> _Aim of the exercise_
This exercise calls for copying every line below that holds the word "Cover".

(Records from a collection)
★ ★ ★ ★ ★ ★ ★

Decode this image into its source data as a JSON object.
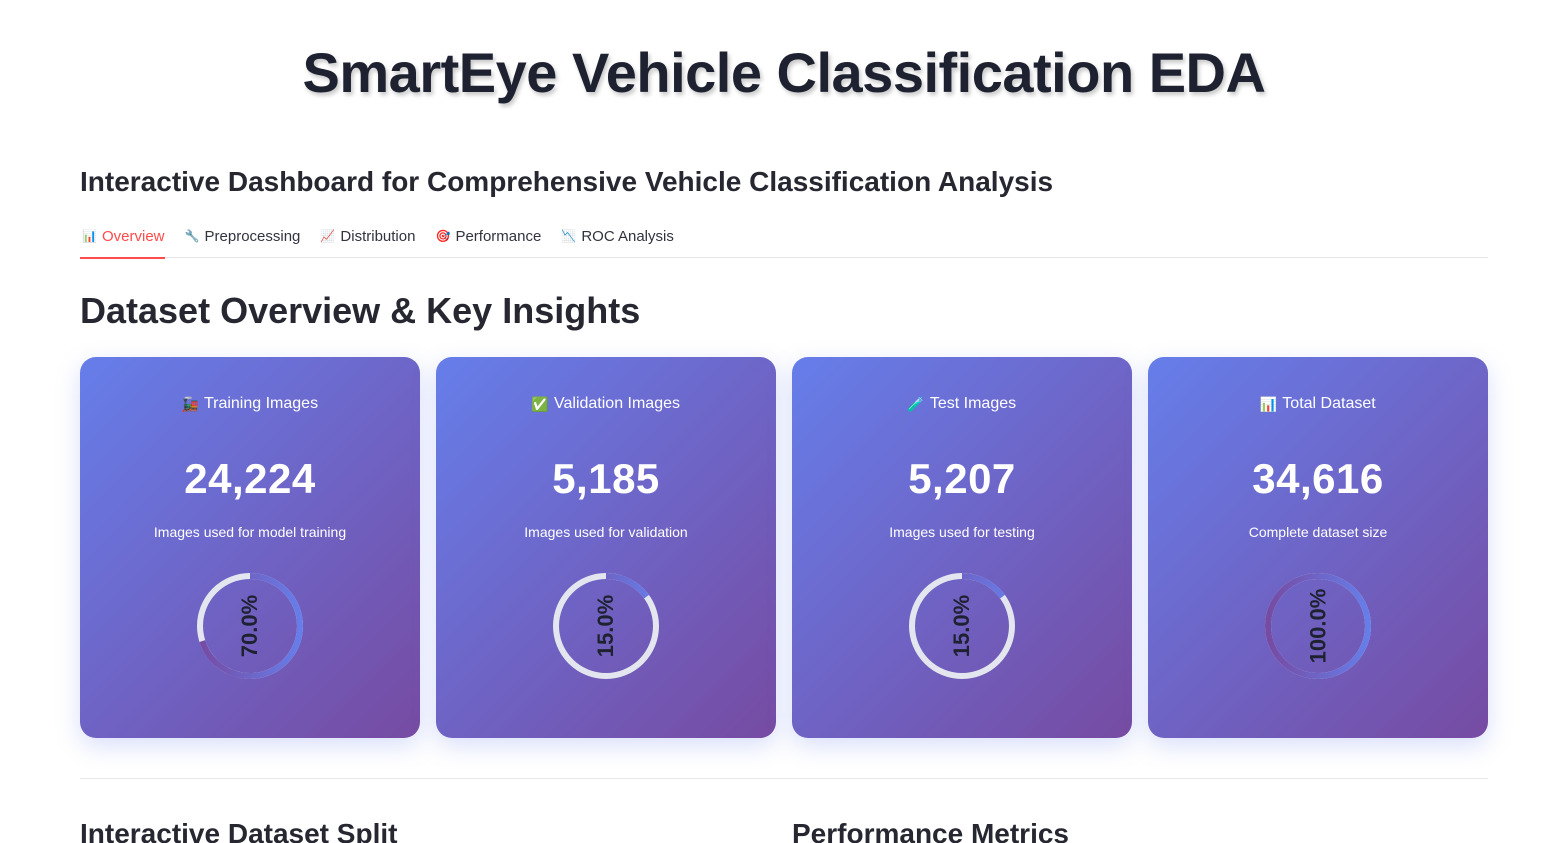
{
  "header": {
    "title": "SmartEye Vehicle Classification EDA",
    "subtitle": "Interactive Dashboard for Comprehensive Vehicle Classification Analysis"
  },
  "tabs": [
    {
      "icon": "📊",
      "label": "Overview",
      "active": true
    },
    {
      "icon": "🔧",
      "label": "Preprocessing",
      "active": false
    },
    {
      "icon": "📈",
      "label": "Distribution",
      "active": false
    },
    {
      "icon": "🎯",
      "label": "Performance",
      "active": false
    },
    {
      "icon": "📉",
      "label": "ROC Analysis",
      "active": false
    }
  ],
  "section": {
    "title": "Dataset Overview & Key Insights"
  },
  "cards": [
    {
      "icon": "🚂",
      "label": "Training Images",
      "value": "24,224",
      "desc": "Images used for model training",
      "percent_label": "70.0%",
      "fraction": 0.7
    },
    {
      "icon": "✅",
      "label": "Validation Images",
      "value": "5,185",
      "desc": "Images used for validation",
      "percent_label": "15.0%",
      "fraction": 0.15
    },
    {
      "icon": "🧪",
      "label": "Test Images",
      "value": "5,207",
      "desc": "Images used for testing",
      "percent_label": "15.0%",
      "fraction": 0.15
    },
    {
      "icon": "📊",
      "label": "Total Dataset",
      "value": "34,616",
      "desc": "Complete dataset size",
      "percent_label": "100.0%",
      "fraction": 1.0
    }
  ],
  "bottom": {
    "left_title": "Interactive Dataset Split",
    "right_title": "Performance Metrics"
  },
  "colors": {
    "accent": "#ff4b4b",
    "gradient_start": "#667eea",
    "gradient_end": "#764ba2"
  }
}
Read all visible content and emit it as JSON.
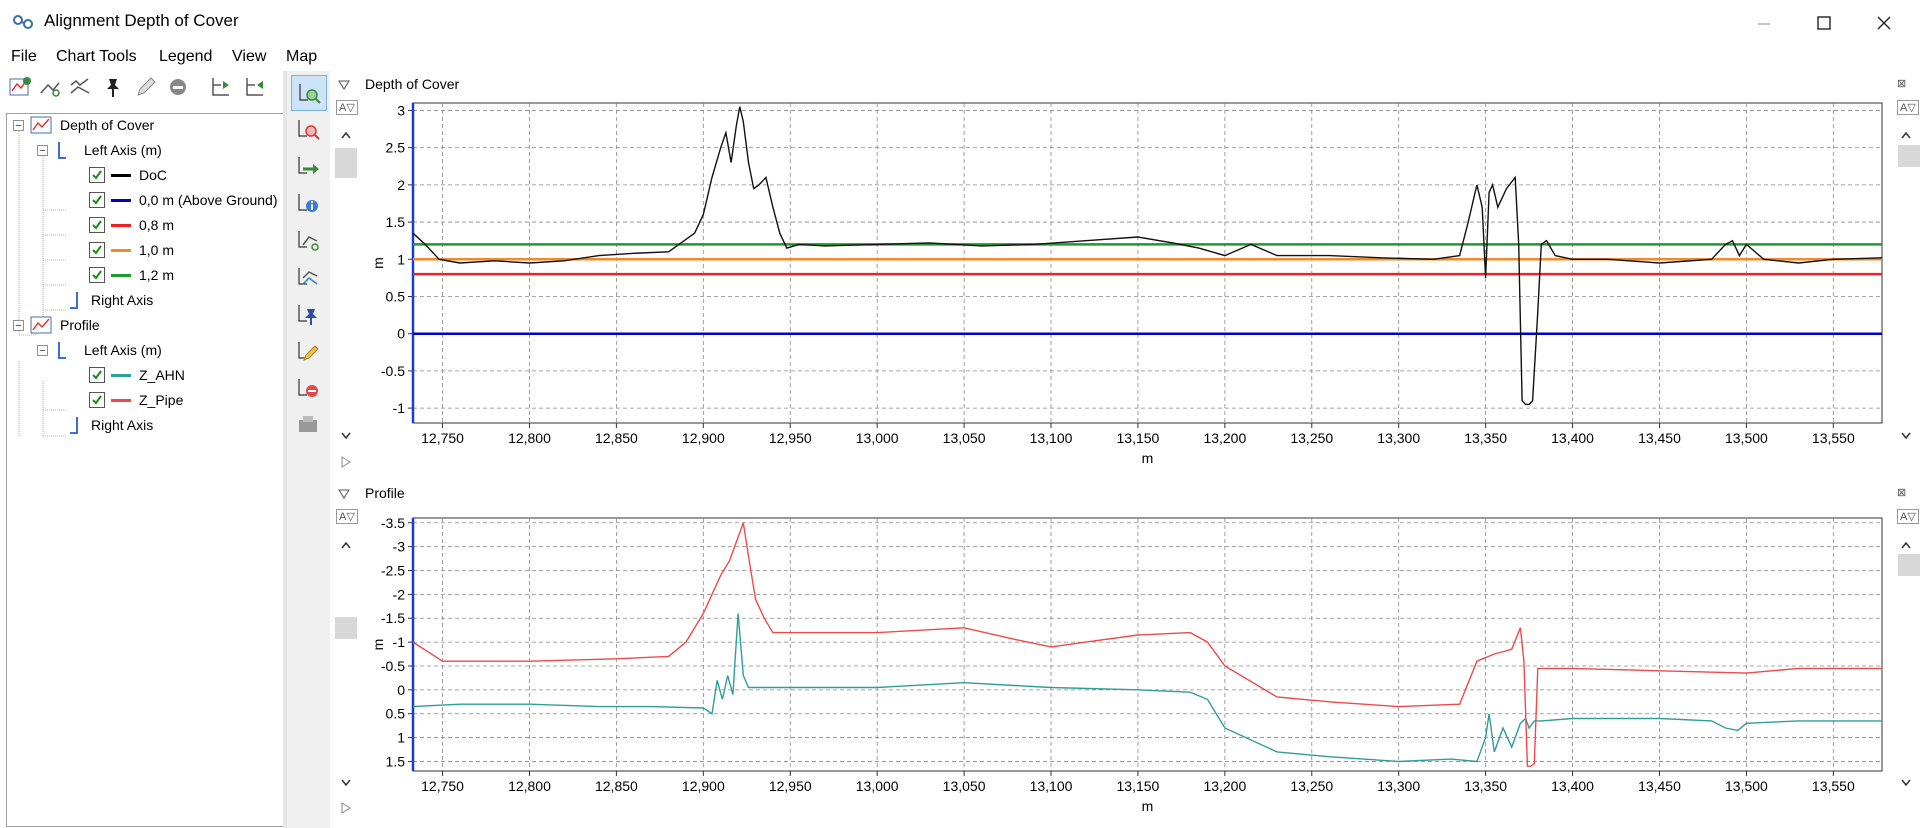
{
  "window": {
    "title": "Alignment Depth of Cover"
  },
  "menu": [
    "File",
    "Chart Tools",
    "Legend",
    "View",
    "Map"
  ],
  "tree": [
    {
      "label": "Depth of Cover",
      "level": 0
    },
    {
      "label": "Left Axis (m)",
      "level": 1
    },
    {
      "label": "DoC",
      "level": 2,
      "checked": true,
      "color": "#000000"
    },
    {
      "label": "0,0 m (Above Ground)",
      "level": 2,
      "checked": true,
      "color": "#0000cc"
    },
    {
      "label": "0,8 m",
      "level": 2,
      "checked": true,
      "color": "#ee2222"
    },
    {
      "label": "1,0 m",
      "level": 2,
      "checked": true,
      "color": "#f08a2a"
    },
    {
      "label": "1,2 m",
      "level": 2,
      "checked": true,
      "color": "#1e9a2a"
    },
    {
      "label": "Right Axis",
      "level": 1
    },
    {
      "label": "Profile",
      "level": 0
    },
    {
      "label": "Left Axis (m)",
      "level": 1
    },
    {
      "label": "Z_AHN",
      "level": 2,
      "checked": true,
      "color": "#2e9e9a"
    },
    {
      "label": "Z_Pipe",
      "level": 2,
      "checked": true,
      "color": "#ee4a4a"
    },
    {
      "label": "Right Axis",
      "level": 1
    }
  ],
  "charts": {
    "doc": {
      "title": "Depth of Cover",
      "ylabel": "m",
      "xlabel": "m",
      "resize_label": "A▽"
    },
    "profile": {
      "title": "Profile",
      "ylabel": "m",
      "xlabel": "m",
      "resize_label": "A▽"
    }
  },
  "chart_data": [
    {
      "type": "line",
      "title": "Depth of Cover",
      "xlabel": "m",
      "ylabel": "m",
      "xlim": [
        12733,
        13578
      ],
      "ylim": [
        3.1,
        -1.2
      ],
      "y_inverted": true,
      "xticks": [
        "12,750",
        "12,800",
        "12,850",
        "12,900",
        "12,950",
        "13,000",
        "13,050",
        "13,100",
        "13,150",
        "13,200",
        "13,250",
        "13,300",
        "13,350",
        "13,400",
        "13,450",
        "13,500",
        "13,550"
      ],
      "yticks": [
        "-1",
        "-0.5",
        "0",
        "0.5",
        "1",
        "1.5",
        "2",
        "2.5",
        "3"
      ],
      "grid": true,
      "hlines": [
        {
          "name": "0,0 m (Above Ground)",
          "value": 0.0,
          "color": "#0000cc"
        },
        {
          "name": "0,8 m",
          "value": 0.8,
          "color": "#ee2222"
        },
        {
          "name": "1,0 m",
          "value": 1.0,
          "color": "#f08a2a"
        },
        {
          "name": "1,2 m",
          "value": 1.2,
          "color": "#1e9a2a"
        }
      ],
      "series": [
        {
          "name": "DoC",
          "color": "#111111",
          "x": [
            12733,
            12740,
            12748,
            12760,
            12780,
            12800,
            12820,
            12840,
            12860,
            12880,
            12895,
            12900,
            12905,
            12910,
            12913,
            12916,
            12919,
            12921,
            12923,
            12926,
            12929,
            12932,
            12936,
            12940,
            12944,
            12948,
            12955,
            12970,
            13000,
            13030,
            13060,
            13090,
            13120,
            13150,
            13170,
            13185,
            13200,
            13215,
            13230,
            13260,
            13290,
            13320,
            13335,
            13340,
            13345,
            13348,
            13350,
            13352,
            13354,
            13357,
            13362,
            13367,
            13369,
            13371,
            13373,
            13375,
            13377,
            13380,
            13382,
            13385,
            13390,
            13400,
            13420,
            13450,
            13480,
            13488,
            13492,
            13496,
            13500,
            13510,
            13530,
            13550,
            13578
          ],
          "y": [
            1.35,
            1.2,
            1.0,
            0.95,
            0.98,
            0.95,
            0.98,
            1.05,
            1.08,
            1.1,
            1.35,
            1.6,
            2.1,
            2.5,
            2.7,
            2.3,
            2.8,
            3.05,
            2.85,
            2.3,
            1.95,
            2.0,
            2.1,
            1.7,
            1.35,
            1.15,
            1.2,
            1.18,
            1.2,
            1.22,
            1.18,
            1.2,
            1.25,
            1.3,
            1.22,
            1.15,
            1.05,
            1.2,
            1.05,
            1.05,
            1.02,
            1.0,
            1.05,
            1.5,
            2.0,
            1.7,
            0.75,
            1.9,
            2.0,
            1.7,
            1.95,
            2.1,
            1.2,
            -0.9,
            -0.95,
            -0.95,
            -0.9,
            0.3,
            1.2,
            1.25,
            1.05,
            1.0,
            1.0,
            0.95,
            1.0,
            1.2,
            1.25,
            1.05,
            1.2,
            1.0,
            0.95,
            1.0,
            1.02
          ]
        }
      ]
    },
    {
      "type": "line",
      "title": "Profile",
      "xlabel": "m",
      "ylabel": "m",
      "xlim": [
        12733,
        13578
      ],
      "ylim": [
        -3.6,
        1.7
      ],
      "xticks": [
        "12,750",
        "12,800",
        "12,850",
        "12,900",
        "12,950",
        "13,000",
        "13,050",
        "13,100",
        "13,150",
        "13,200",
        "13,250",
        "13,300",
        "13,350",
        "13,400",
        "13,450",
        "13,500",
        "13,550"
      ],
      "yticks": [
        "1.5",
        "1",
        "0.5",
        "0",
        "-0.5",
        "-1",
        "-1.5",
        "-2",
        "-2.5",
        "-3",
        "-3.5"
      ],
      "grid": true,
      "series": [
        {
          "name": "Z_AHN",
          "color": "#2e9e9a",
          "x": [
            12733,
            12760,
            12800,
            12840,
            12870,
            12900,
            12905,
            12908,
            12911,
            12914,
            12917,
            12920,
            12923,
            12926,
            12930,
            12940,
            12960,
            13000,
            13050,
            13100,
            13150,
            13180,
            13190,
            13200,
            13230,
            13260,
            13300,
            13330,
            13345,
            13350,
            13352,
            13355,
            13360,
            13365,
            13370,
            13373,
            13375,
            13378,
            13382,
            13400,
            13450,
            13480,
            13488,
            13495,
            13500,
            13530,
            13578
          ],
          "y": [
            0.35,
            0.3,
            0.3,
            0.35,
            0.35,
            0.38,
            0.5,
            -0.2,
            0.2,
            -0.3,
            0.1,
            -1.6,
            -0.3,
            -0.05,
            -0.05,
            -0.05,
            -0.05,
            -0.05,
            -0.15,
            -0.05,
            0.0,
            0.05,
            0.2,
            0.8,
            1.3,
            1.4,
            1.5,
            1.45,
            1.5,
            1.0,
            0.5,
            1.3,
            0.8,
            1.2,
            0.7,
            0.6,
            0.8,
            0.65,
            0.65,
            0.6,
            0.6,
            0.65,
            0.8,
            0.85,
            0.7,
            0.65,
            0.65
          ]
        },
        {
          "name": "Z_Pipe",
          "color": "#ee4a4a",
          "x": [
            12733,
            12750,
            12800,
            12850,
            12880,
            12890,
            12900,
            12910,
            12915,
            12920,
            12923,
            12926,
            12930,
            12935,
            12940,
            12960,
            13000,
            13050,
            13080,
            13100,
            13120,
            13150,
            13180,
            13190,
            13200,
            13230,
            13260,
            13300,
            13335,
            13345,
            13355,
            13365,
            13370,
            13372,
            13374,
            13376,
            13378,
            13380,
            13400,
            13450,
            13500,
            13530,
            13578
          ],
          "y": [
            -1.0,
            -0.6,
            -0.6,
            -0.65,
            -0.7,
            -1.0,
            -1.6,
            -2.4,
            -2.7,
            -3.2,
            -3.5,
            -2.8,
            -1.9,
            -1.5,
            -1.2,
            -1.2,
            -1.2,
            -1.3,
            -1.05,
            -0.9,
            -1.0,
            -1.15,
            -1.2,
            -1.0,
            -0.5,
            0.15,
            0.25,
            0.35,
            0.3,
            -0.6,
            -0.75,
            -0.85,
            -1.3,
            -0.6,
            1.6,
            1.6,
            1.55,
            -0.45,
            -0.45,
            -0.4,
            -0.35,
            -0.45,
            -0.45
          ]
        }
      ]
    }
  ]
}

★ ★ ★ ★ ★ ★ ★

> _Output of the exercise_
    "title": "Alignment Depth of Cover"
      "label": "Depth of Cover",
      "title": "Depth of Cover",
      "title": "Depth of Cover",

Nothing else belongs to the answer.